• Aim of the exercise: State how many lines of the entries below hold the word "label"; reply with nothing but the number.

Component data from apps and pages

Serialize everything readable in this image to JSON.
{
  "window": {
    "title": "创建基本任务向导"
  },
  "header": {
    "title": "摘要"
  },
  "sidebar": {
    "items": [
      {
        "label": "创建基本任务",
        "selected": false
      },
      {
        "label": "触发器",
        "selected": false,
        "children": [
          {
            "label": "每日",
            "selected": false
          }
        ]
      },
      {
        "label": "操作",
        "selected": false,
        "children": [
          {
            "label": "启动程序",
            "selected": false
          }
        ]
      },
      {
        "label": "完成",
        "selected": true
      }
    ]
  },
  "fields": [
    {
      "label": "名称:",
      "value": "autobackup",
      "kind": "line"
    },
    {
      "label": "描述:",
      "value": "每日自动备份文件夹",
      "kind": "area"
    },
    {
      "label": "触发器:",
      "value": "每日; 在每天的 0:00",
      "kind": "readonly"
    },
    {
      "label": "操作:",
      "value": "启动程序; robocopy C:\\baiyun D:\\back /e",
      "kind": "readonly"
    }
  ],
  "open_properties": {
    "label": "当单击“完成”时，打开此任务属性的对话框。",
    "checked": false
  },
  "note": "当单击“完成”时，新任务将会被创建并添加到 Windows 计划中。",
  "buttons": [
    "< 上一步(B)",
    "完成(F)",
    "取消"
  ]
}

• Answer for this exercise: 11